The Hebrew Association of Tientsin (THA), served as a central committee, coordinating the numerous different organisations under one general umbrella organisation of which the directors were the presidents of the various individual clubs and programmes. It functioned in this ‘umbrella’ capacity beginning in 1934.

Functions were categorised by the following committees: Religious, Cultural, Arbitration, Archival and Taxation.

In 1935, a resolution was passed creating a mandatory tax on community members, on a sliding scale according to the individual’s means. Births and deaths were also registered by the THA.

Tientsin Hevra Kadisha 1904 - 1942

By 1935, Tiajian, like other cities in China, opened its doors to an influx of Jewish refugees fleeing Nazi persecution. The Jewish population expanded to about 3,500 in 1935 and 5,000 at its peak.

Unlike other Jewish communities in China, however, the community was centered on the original organisations established by the former Russian Jews. These organisations expanded to include and absorb later arrivals to the community.

On 8 December 1941 Japanese occupation of the municipality began. Japanese occupation lasted until 15 August 1945, the surrender of Japan marking the end of World War II.

After 1945, Tianjin became base to American forces until they pulled in June 1947. Communist forces took power in Tianjin on 15 January 1949. The end of the 40s, saw the end of the Jewish community. Long unable to call places in their memories like Russia or Germany home, they mainly left for places like Israel, Australia and the United States.

The eventual fate of the long abandoned Synangogue, which has suffered severe damage, remains unknown. The Jewish cemetery has also been destroyed but many of the former Jewish residences can still be found throughout the city.

Despite years of war, earthquakes and rapid urban expansion, the former Jewish presence can still be felt throughout the Jewish ghetto.

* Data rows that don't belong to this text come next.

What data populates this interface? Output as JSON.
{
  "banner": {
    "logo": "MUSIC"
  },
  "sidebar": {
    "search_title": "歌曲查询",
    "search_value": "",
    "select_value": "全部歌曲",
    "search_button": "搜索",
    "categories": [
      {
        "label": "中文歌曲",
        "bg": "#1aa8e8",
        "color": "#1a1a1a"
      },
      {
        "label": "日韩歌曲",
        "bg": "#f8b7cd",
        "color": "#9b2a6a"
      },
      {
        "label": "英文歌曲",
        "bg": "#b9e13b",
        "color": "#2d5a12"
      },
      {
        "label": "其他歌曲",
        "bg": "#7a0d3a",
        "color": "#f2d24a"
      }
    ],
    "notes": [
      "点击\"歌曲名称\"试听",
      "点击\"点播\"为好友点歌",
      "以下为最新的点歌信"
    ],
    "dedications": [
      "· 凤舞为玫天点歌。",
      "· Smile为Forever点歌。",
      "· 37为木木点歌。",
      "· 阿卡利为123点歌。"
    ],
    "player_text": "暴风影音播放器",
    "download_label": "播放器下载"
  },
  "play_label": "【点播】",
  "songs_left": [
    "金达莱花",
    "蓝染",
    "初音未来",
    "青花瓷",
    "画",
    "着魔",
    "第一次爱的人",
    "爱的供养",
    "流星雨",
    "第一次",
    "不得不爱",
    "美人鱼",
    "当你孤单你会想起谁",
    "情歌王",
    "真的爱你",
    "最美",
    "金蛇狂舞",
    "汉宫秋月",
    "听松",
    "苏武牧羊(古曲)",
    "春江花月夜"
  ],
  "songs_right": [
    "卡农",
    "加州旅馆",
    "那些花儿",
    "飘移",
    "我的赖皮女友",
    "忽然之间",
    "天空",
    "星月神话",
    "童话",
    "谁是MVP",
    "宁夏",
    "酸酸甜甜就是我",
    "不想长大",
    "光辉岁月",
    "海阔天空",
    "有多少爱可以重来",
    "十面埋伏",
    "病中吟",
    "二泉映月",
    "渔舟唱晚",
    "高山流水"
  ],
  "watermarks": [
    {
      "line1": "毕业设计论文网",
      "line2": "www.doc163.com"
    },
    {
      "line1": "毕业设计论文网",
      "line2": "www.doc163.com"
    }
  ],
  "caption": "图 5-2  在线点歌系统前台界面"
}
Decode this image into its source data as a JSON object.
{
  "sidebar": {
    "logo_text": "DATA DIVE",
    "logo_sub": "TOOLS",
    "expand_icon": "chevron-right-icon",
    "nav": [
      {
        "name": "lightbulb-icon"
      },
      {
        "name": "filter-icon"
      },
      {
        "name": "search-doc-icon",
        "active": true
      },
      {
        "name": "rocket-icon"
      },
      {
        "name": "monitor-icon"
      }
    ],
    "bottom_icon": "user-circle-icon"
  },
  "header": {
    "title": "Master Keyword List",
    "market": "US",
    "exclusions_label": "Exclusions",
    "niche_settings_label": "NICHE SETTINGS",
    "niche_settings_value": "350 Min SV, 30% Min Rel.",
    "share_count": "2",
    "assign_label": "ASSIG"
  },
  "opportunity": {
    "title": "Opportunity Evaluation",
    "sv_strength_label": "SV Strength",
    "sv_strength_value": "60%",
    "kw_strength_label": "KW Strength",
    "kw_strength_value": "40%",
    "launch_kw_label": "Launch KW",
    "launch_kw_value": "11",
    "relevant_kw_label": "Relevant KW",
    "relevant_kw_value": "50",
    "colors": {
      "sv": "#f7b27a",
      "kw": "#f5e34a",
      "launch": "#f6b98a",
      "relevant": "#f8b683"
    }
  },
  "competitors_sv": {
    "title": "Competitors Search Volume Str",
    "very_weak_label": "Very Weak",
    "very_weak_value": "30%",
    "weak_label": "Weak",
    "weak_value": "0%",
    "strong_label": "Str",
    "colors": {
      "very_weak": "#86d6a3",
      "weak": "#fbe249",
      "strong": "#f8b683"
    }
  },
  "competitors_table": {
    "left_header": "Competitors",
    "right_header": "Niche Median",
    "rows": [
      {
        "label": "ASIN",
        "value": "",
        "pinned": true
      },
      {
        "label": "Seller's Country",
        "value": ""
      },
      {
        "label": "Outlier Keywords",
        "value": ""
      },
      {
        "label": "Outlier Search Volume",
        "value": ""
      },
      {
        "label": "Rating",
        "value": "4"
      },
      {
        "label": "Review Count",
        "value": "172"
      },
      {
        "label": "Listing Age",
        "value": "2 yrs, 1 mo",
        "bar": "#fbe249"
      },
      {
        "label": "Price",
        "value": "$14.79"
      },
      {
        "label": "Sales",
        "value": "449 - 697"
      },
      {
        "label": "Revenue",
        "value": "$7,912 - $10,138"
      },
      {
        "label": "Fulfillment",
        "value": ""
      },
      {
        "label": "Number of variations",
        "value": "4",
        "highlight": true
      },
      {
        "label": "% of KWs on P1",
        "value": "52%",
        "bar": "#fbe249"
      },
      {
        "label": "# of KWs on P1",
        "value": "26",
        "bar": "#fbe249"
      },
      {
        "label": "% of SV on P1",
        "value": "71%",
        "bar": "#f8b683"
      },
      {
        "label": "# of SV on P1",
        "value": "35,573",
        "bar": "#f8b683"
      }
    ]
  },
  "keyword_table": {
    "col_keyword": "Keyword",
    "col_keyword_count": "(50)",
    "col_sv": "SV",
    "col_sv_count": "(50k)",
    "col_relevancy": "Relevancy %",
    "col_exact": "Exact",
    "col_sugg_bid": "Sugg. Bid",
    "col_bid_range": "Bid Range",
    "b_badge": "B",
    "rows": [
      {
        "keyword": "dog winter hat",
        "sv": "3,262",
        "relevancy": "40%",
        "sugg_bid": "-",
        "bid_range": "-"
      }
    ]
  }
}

It was a community small in terms of numbers but strong in its commitment to building a life for itself in the throws of turmoil and displacement.

Photographs and information contributed by Igud Yotzei Sin


(Issue February 2008)